Through everyone’s new N95 masks, Bay Area residents can breathe a sigh of relief to new containment numbers updated by Cal Fire officials.
As of Monday morning, the Atlas Fire in Napa and Sonoma counties is 68 percent contained — calculated by how much of the fire is kept within a perimeter — and has burned 51,064 acres.
To put that in perspective, Golden Gate Park is just over 1,000 acres.
The Nuns Fire — now merged with the Adobe, Norbbom, Pressley and Partrick fires — is 50 percent contained and has scorched 48,627 acres. The Tubbs Fire is 70 percent contained after reaching 36,390 acres.
Another Sonoma County fire, Pocket Fire, burned 11,889 acres and is 40 percent contained.
A new fire near Oakmont that began on Saturday is just 15 percent contained and has burned 875 acres. Cal Fire reports the Oakmont Fire is heading north with a “moderate rate of spread.”
Some of the 41 who died in the fires have been identified as more than 40,000 people remain evacuated. Many evacuation orders have been lifted and more are being reevaluated.
North Bay officials are speaking publicly with optimism as the fires reached a turning point, Bay City News reports.
“A week ago this started as a nightmare,” says Napa County Board of Supervisors chair Belia Ramos. “The day we have dreamed of has arrived.”

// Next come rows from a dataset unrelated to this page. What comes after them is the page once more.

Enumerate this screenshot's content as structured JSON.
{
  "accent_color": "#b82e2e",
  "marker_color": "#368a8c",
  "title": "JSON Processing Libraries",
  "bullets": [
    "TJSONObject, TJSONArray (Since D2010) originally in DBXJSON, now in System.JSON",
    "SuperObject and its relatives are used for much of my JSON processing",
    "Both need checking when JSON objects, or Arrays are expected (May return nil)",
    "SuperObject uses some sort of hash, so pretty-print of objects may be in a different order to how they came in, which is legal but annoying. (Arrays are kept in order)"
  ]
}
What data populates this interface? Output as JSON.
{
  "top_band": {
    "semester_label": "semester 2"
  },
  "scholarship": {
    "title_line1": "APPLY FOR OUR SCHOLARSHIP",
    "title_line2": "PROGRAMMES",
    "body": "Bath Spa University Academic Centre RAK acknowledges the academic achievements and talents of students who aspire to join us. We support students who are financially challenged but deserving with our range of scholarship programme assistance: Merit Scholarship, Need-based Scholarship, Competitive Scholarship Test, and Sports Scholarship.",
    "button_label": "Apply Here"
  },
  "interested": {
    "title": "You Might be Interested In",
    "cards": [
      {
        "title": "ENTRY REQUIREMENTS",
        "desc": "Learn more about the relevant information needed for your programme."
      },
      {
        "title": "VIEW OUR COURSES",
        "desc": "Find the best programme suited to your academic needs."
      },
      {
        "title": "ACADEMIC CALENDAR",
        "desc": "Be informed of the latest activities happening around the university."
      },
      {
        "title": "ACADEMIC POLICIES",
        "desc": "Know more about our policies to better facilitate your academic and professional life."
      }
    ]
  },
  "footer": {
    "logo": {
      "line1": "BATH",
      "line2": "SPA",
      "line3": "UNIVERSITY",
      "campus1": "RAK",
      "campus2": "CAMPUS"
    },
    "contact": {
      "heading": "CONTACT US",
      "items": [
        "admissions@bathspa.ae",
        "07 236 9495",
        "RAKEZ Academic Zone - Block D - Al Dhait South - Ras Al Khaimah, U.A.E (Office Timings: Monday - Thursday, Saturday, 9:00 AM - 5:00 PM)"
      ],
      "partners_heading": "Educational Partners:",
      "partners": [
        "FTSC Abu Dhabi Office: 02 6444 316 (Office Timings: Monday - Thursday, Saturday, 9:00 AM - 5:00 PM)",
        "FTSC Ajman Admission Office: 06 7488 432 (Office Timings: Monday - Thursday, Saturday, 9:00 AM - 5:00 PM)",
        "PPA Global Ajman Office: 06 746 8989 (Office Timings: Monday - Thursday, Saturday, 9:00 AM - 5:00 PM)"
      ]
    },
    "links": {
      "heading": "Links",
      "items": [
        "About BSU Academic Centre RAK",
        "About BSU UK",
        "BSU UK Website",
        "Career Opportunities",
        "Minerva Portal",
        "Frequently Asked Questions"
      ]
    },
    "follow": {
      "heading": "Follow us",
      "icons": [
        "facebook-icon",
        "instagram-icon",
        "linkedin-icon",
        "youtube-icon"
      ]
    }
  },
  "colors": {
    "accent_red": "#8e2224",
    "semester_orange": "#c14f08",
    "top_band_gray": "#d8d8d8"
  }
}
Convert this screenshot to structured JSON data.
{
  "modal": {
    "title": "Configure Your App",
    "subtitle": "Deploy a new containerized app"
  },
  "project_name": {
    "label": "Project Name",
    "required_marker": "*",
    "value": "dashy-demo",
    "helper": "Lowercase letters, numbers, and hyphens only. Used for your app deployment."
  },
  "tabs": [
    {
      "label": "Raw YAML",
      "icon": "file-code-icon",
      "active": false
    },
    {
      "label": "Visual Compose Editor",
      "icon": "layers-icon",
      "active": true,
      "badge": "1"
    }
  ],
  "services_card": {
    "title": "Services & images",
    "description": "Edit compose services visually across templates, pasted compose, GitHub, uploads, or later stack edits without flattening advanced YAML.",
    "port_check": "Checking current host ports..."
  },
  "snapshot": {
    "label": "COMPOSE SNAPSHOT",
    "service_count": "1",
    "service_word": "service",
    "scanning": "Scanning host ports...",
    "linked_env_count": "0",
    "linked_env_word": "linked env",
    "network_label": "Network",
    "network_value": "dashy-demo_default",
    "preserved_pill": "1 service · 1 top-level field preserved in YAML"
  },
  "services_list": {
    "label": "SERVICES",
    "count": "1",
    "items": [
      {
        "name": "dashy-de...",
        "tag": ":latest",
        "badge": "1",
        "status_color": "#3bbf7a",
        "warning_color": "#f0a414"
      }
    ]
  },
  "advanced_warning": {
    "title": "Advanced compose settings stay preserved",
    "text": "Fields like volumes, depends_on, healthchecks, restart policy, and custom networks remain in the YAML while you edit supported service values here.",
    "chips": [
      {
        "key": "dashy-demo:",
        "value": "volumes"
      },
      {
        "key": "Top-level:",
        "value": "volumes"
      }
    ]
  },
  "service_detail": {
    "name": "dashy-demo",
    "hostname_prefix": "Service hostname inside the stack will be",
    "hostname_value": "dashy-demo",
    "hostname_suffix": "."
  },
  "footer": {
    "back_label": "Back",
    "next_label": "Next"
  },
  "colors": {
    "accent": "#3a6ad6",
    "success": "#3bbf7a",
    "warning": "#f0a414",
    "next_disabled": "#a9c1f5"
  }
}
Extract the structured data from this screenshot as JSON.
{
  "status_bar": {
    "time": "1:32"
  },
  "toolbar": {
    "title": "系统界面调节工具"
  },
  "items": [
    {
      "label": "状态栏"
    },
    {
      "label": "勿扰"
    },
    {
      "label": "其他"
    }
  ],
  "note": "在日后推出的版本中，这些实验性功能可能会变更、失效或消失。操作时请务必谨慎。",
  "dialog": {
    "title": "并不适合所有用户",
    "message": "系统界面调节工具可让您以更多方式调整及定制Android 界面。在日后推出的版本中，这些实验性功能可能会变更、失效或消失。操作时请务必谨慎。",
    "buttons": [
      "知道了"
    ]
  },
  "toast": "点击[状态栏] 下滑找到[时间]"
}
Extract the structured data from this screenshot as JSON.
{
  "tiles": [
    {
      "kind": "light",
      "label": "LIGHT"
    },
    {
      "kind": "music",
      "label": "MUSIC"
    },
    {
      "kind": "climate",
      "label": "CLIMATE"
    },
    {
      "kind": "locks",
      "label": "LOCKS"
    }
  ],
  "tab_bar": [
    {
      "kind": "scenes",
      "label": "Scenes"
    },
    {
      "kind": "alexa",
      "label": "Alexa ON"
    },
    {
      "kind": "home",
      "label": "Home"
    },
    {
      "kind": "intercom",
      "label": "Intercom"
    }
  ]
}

Aiding the path to recovery is expected rain in most North Bay late Thursday until Friday morning and little wind to fuel the fires, National Weather Service spokesperson Scott Rowe says. The area will collect only up to a few tenths of an inch of rain, but as Rowe says, “we’ll take anything.”
Most of the Bay Area now has an Air Quality Index of 96, which is considered moderate. Oakland, its northern neighbors, and cities near the airport are considered unhealthy for sensitive groups as of Monday morning.
Long after the fires are out, recovery efforts will still be underway. For those still looking to donate or volunteer in the weeks to come, California’s office of volunteers posted a list of how to do so on its website.